Each line with the string "name" is to be copied from the records below.

──────

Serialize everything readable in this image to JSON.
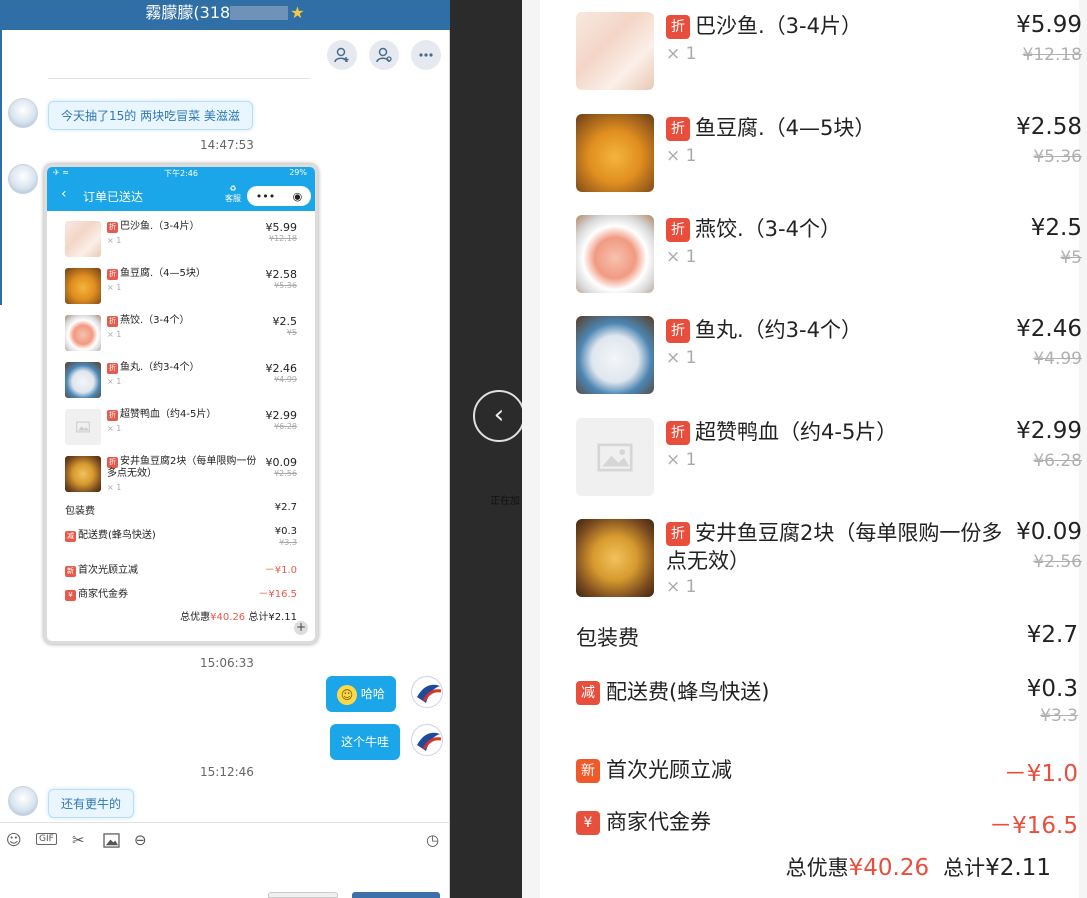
{
  "chat": {
    "title": "霧朦朦(318",
    "toolbar": [
      "add-friend",
      "user-settings",
      "more"
    ],
    "messages": [
      {
        "text": "今天抽了15的  两块吃冒菜  美滋滋"
      },
      {
        "time": "14:47:53"
      },
      {
        "time": "15:06:33"
      },
      {
        "text": "哈哈"
      },
      {
        "text": "这个牛哇"
      },
      {
        "time": "15:12:46"
      },
      {
        "text": "还有更牛的"
      }
    ],
    "input_icons": [
      "emoji-icon",
      "gif-icon",
      "scissors-icon",
      "image-icon",
      "more-icon",
      "clock-icon"
    ],
    "gif_label": "GIF"
  },
  "shot": {
    "status_time": "下午2:46",
    "status_battery": "29%",
    "title": "订单已送达",
    "service": "客服",
    "caps_dots": "•••",
    "caps_target": "◉"
  },
  "viewer": {
    "prev_arrow": "‹",
    "loading": "正在加"
  },
  "order": {
    "tag": "折",
    "items": [
      {
        "name": "巴沙鱼.（3-4片）",
        "qty": "× 1",
        "price": "¥5.99",
        "old": "¥12.18"
      },
      {
        "name": "鱼豆腐.（4—5块）",
        "qty": "× 1",
        "price": "¥2.58",
        "old": "¥5.36"
      },
      {
        "name": "燕饺.（3-4个）",
        "qty": "× 1",
        "price": "¥2.5",
        "old": "¥5"
      },
      {
        "name": "鱼丸.（约3-4个）",
        "qty": "× 1",
        "price": "¥2.46",
        "old": "¥4.99"
      },
      {
        "name": "超赞鸭血（约4-5片）",
        "qty": "× 1",
        "price": "¥2.99",
        "old": "¥6.28"
      },
      {
        "name": "安井鱼豆腐2块（每单限购一份多点无效）",
        "qty": "× 1",
        "price": "¥0.09",
        "old": "¥2.56"
      }
    ],
    "packaging": {
      "label": "包装费",
      "value": "¥2.7"
    },
    "delivery": {
      "tag": "减",
      "label": "配送费(蜂鸟快送)",
      "value": "¥0.3",
      "old": "¥3.3"
    },
    "first_visit": {
      "tag": "新",
      "label": "首次光顾立减",
      "value": "－¥1.0"
    },
    "voucher": {
      "tag": "¥",
      "label": "商家代金券",
      "value": "－¥16.5"
    },
    "total_discount_label": "总优惠",
    "total_discount": "¥40.26",
    "total_label": "总计",
    "total": "¥2.11",
    "colors": {
      "tag_red": "#e94e3d",
      "new_red": "#f05a2a",
      "voucher_red": "#e7503d"
    }
  }
}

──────

Finished exercise:
        "name": "巴沙鱼.（3-4片）",
        "name": "鱼豆腐.（4—5块）",
        "name": "燕饺.（3-4个）",
        "name": "鱼丸.（约3-4个）",
        "name": "超赞鸭血（约4-5片）",
        "name": "安井鱼豆腐2块（每单限购一份多点无效）",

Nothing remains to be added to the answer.